29Oct 29 October, 2013. Tuesday of the Thirtieth Week

Rom 8: 18ff. We hope for what lies ahead, yet the object of our hopes is already within us, like a seed awaiting our full flowering as God’s children.

Lk 13:18ff. God’s reign is like a mustard seed planted in the garden, and like yeast that is kneaded into dough, to make it rise.

First Reading: Romans 8:18-25

I consider that the sufferings of this present time are not worth comparing with the glory about to be revealed to us. For the creation waits with eager longing for the revealing of the children of God; for the creation was subjected to futility, not of its own will but by the will of the one who subjected it, in hope that the creation itself will be set free from its bondage to decay and will obtain the freedom of the glory of the children of God. We know that the whole creation has been groaning in labour pains until now; and not only the creation, but we ourselves, who have the first fruits of the Spirit, groan inwardly while we wait for adoption, the redemption of our bodies. For in hope we were saved. Now hope that is seen is not hope. For who hopes for what is seen? But if we hope for what we do not see, we wait for it with patience.

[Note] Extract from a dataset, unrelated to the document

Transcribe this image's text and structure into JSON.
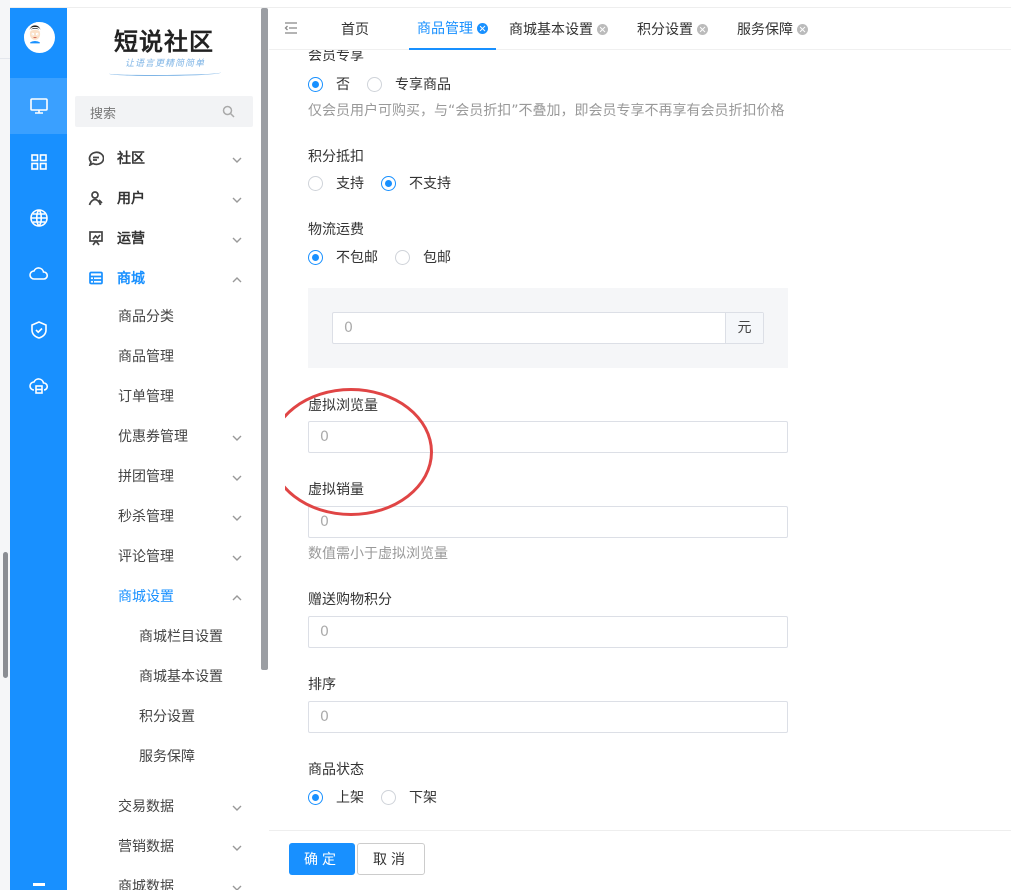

Gospel: Luke 13:18-21

He said therefore, “What is the kingdom of God like? And to what should I compare it? It is like a mustard seed that someone took and sowed in the garden; it grew and became a tree, and the birds of the air made nests in its branches.”

And again he said, “To what should I compare the kingdom of God? It is like yeast that a woman took and mixed in with three measures of flour until all of it was leavened.”

The yeast that leavens everyday life

Deep within our human nature is planted a seed that will grow in surprising ways; there is an inner “yeast” to transform us as in the dough that is baked into fresh bread, the staff of life. The whole created world eagerly awaits the revelation of what is already stirring within it, and of ourselves as children of God .

These texts of Romans sparkle in all directions with magnificent, exciting possibilities. They clearly state that every human being across the planet earth carries the seed of eternal life, the source of transformation into Jesus Christ, of hopes beyond understanding. We are reminded that all those millions of non-Christians throughout the world also carry within themselves the seed or image or hope of eternal life. The extraordinary goodness which we find among the pagan world of Buddhists or Hindus, or the strong monotheistic religion of Islam, represents and inward groaning for what is yet to be revealed.

If we seek our place in the reign of God, we must reverence the hidden mustard seed of divine possibility in our lives. We must be like the woman who so kneads the yeast into the dough that other people’s lives rise with freshness, life and dignity.